previous next
[9] But since a man, while admitting the fact,
often denies the description of the charge or the point on which it turns—for instance, admits that he took something, but did not steal it; that he was the first to strike, but committed no outrage; that he had relations, but did not commit adultery, with a woman; or that he stole something but was not guilty of sacrilege, since the object in question was not consecrated; or that he trespassed, but not on public land; or that he held converse with the enemy, but was not guilty of treason—for this reason it will be necessary that a definition should be given of theft, outrage, or adultery, in order that, if we desire to prove that an offence has or has not been committed, we may be able to put the case in a true light.

Creative Commons License
This work is licensed under a Creative Commons Attribution-ShareAlike 3.0 United States License.

An XML version of this text is available for download, with the additional restriction that you offer Perseus any modifications you make.
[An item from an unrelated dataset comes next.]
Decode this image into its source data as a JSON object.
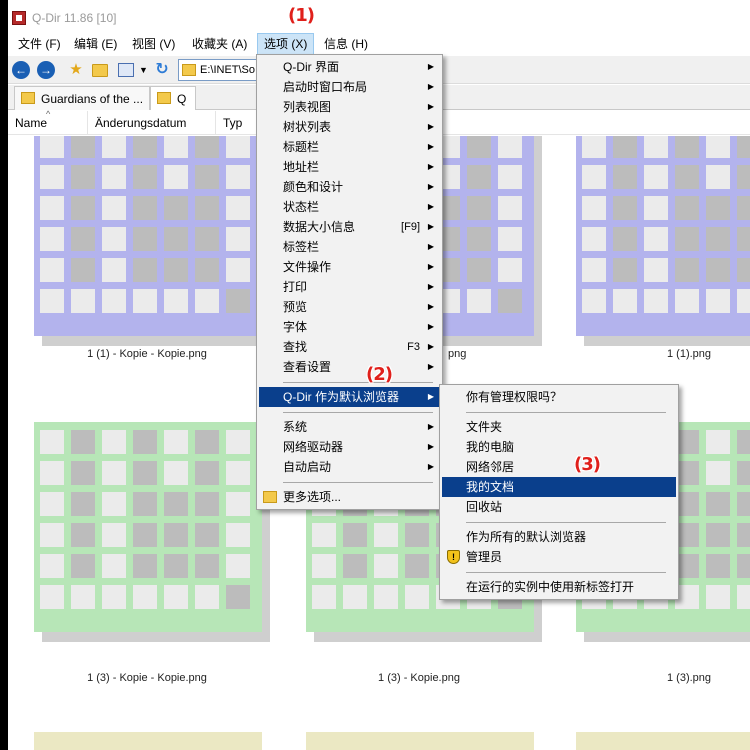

Perseus provides credit for all accepted changes, storing new additions in a versioning system.

load focus Notes (E. M. Cope, 1877)
load focus Greek (W. D. Ross, 1959)
hide Places (automatically extracted)

View a map of the most frequently mentioned places in this document.

Download Pleiades ancient places geospacial dataset for this text.

hide Display Preferences
Greek Display:
Arabic Display:
View by Default:
Browse Bar: